- **The task**
Go through the lines below and tally each one holding "computer". Write only the total.

- **The input**

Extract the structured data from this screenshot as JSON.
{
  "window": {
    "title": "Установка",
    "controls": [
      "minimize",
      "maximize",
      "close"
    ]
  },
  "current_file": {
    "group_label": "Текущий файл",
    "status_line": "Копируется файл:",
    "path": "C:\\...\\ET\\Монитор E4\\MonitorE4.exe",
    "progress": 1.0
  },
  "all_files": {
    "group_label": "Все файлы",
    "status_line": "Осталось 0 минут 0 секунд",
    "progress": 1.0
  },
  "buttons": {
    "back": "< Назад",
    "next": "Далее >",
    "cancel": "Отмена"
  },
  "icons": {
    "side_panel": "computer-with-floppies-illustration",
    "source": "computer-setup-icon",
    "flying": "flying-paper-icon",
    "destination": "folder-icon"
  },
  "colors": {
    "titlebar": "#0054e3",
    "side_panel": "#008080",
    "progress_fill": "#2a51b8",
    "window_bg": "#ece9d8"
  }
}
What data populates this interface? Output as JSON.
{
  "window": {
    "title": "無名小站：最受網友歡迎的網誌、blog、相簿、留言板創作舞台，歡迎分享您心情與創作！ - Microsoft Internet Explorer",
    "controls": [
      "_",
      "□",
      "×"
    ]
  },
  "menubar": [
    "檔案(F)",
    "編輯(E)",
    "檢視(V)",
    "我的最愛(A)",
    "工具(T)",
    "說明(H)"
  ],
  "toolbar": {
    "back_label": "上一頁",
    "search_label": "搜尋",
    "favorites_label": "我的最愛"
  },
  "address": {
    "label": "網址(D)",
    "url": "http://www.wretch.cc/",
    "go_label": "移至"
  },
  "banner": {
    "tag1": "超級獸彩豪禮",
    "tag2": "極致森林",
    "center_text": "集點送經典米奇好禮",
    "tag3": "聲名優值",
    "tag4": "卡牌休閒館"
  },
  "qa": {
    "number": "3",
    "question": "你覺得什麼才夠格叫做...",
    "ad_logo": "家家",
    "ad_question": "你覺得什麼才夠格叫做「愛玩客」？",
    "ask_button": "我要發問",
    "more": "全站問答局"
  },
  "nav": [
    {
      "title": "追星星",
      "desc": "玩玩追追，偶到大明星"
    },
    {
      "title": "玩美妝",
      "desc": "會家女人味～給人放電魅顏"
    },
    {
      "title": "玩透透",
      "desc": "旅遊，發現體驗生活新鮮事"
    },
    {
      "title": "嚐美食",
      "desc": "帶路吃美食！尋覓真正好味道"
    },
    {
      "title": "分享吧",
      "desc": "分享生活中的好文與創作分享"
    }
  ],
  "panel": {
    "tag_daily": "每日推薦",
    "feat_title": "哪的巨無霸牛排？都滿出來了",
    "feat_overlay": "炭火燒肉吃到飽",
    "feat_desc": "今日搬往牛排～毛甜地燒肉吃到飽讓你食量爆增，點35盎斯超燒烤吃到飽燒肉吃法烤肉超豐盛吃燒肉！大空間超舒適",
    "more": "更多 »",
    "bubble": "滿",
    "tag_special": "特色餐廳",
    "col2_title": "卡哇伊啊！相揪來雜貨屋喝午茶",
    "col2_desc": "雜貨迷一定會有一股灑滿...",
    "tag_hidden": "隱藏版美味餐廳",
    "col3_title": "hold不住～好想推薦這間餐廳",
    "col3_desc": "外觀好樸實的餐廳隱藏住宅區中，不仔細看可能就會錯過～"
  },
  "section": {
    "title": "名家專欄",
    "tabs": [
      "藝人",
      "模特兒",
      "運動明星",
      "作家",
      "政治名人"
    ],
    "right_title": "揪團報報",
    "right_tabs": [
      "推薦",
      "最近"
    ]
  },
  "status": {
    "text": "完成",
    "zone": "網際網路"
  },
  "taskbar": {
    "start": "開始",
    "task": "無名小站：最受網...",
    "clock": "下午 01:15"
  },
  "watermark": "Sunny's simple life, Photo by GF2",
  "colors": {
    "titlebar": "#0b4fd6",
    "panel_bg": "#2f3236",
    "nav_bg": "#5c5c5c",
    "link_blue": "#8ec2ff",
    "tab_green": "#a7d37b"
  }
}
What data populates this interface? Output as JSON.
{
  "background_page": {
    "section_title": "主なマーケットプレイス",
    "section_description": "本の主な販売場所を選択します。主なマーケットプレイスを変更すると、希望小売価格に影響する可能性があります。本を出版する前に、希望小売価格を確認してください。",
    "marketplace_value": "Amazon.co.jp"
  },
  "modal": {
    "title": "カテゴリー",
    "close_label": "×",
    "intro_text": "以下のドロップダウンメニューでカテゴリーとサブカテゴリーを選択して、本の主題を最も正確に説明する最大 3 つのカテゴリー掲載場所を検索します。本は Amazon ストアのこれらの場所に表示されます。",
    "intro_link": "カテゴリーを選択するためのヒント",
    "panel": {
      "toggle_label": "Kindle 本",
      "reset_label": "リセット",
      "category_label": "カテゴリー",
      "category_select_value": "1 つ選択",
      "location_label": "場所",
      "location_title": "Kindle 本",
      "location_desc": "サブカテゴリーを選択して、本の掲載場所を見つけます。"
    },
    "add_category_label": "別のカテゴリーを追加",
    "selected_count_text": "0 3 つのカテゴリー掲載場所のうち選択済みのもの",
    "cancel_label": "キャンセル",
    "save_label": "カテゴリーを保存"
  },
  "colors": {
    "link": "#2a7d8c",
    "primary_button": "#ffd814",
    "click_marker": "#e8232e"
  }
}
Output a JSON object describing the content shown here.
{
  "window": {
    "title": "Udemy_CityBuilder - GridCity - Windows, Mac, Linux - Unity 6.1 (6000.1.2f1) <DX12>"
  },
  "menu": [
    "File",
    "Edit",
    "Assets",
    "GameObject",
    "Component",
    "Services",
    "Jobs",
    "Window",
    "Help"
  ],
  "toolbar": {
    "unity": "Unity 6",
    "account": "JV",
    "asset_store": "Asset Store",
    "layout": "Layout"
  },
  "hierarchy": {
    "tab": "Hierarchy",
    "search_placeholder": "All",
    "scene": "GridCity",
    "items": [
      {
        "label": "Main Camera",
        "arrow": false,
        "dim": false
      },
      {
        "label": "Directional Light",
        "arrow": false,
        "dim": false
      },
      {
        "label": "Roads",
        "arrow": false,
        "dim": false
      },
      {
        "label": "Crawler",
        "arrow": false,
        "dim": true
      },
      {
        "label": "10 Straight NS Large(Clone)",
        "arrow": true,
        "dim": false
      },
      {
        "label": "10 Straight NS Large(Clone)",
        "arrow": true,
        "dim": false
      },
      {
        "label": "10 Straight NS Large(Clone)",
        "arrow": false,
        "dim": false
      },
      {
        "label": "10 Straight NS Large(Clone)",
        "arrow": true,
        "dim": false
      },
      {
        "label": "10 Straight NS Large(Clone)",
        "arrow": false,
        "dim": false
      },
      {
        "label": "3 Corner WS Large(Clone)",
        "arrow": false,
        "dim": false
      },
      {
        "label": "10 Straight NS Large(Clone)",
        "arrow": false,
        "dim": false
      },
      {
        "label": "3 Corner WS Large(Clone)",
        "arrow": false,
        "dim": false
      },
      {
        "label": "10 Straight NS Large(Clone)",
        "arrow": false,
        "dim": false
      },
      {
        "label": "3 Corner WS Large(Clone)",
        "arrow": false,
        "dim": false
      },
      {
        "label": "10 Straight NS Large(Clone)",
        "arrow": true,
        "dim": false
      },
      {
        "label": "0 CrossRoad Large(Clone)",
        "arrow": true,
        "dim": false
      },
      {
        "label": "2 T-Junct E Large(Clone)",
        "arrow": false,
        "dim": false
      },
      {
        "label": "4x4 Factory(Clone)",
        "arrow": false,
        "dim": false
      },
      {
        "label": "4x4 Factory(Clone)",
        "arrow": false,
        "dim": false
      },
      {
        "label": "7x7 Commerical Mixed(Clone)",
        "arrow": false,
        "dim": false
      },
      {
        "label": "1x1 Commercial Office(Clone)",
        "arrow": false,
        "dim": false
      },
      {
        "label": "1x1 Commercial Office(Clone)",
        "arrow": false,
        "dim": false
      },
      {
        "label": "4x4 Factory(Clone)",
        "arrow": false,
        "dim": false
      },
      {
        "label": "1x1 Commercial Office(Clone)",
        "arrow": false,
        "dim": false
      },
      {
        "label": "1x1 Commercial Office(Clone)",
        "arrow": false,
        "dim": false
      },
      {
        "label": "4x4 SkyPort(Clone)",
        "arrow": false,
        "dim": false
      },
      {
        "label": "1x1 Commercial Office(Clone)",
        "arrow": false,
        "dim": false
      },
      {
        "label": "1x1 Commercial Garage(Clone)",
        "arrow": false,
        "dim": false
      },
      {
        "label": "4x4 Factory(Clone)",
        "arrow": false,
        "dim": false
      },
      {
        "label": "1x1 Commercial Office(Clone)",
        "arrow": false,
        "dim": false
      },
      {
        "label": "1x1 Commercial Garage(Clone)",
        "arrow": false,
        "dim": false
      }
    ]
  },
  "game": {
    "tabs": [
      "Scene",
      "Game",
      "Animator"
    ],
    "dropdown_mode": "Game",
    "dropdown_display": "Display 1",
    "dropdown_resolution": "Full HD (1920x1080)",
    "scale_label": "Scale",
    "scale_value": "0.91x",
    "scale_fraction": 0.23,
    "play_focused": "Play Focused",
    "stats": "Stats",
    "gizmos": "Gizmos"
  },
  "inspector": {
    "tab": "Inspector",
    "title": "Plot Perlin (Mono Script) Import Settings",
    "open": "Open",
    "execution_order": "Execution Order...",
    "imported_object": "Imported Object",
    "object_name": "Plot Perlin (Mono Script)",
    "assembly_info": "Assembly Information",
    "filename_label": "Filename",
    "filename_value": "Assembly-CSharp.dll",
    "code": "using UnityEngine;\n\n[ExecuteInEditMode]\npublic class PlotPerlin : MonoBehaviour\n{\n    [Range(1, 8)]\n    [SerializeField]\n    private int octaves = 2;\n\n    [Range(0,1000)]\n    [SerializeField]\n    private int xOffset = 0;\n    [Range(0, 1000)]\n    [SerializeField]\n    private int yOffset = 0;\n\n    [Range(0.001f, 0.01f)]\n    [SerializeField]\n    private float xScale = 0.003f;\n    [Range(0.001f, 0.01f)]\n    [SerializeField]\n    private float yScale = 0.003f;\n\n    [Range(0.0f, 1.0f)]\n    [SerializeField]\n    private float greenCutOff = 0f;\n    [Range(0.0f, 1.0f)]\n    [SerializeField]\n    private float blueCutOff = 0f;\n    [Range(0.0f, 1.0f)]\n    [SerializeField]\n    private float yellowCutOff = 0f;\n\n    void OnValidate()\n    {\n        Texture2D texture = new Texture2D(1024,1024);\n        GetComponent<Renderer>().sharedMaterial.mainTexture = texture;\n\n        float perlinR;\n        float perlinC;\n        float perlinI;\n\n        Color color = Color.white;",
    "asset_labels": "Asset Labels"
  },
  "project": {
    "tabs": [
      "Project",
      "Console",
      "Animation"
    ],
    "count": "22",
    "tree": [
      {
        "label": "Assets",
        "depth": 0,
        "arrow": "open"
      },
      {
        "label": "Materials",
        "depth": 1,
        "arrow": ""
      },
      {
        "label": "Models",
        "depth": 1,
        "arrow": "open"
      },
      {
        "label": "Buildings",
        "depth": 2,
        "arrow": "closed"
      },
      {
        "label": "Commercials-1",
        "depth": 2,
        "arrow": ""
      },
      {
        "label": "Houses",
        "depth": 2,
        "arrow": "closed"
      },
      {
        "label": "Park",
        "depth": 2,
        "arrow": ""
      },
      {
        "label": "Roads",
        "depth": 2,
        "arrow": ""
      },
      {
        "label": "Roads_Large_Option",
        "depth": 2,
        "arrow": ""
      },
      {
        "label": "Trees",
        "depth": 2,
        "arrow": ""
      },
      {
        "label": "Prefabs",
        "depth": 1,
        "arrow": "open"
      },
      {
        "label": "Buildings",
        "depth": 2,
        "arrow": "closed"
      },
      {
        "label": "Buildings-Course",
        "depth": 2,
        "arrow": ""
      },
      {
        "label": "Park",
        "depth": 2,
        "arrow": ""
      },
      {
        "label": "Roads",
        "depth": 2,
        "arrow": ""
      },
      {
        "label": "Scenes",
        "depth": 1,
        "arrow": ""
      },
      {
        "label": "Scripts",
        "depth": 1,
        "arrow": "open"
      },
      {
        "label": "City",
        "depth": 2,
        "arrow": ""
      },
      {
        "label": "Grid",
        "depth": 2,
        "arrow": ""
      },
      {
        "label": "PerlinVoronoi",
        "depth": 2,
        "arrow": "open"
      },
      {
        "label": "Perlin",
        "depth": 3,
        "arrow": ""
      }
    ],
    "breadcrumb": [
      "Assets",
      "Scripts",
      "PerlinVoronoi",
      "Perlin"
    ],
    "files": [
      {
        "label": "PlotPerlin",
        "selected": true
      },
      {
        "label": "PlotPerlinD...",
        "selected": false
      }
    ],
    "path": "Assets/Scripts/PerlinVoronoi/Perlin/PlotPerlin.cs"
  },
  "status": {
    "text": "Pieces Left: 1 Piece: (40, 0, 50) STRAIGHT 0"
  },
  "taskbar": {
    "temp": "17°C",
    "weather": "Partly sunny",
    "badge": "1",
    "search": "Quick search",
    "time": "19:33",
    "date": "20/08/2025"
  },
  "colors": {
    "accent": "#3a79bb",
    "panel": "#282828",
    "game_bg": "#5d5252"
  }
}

- **Problem solution**
2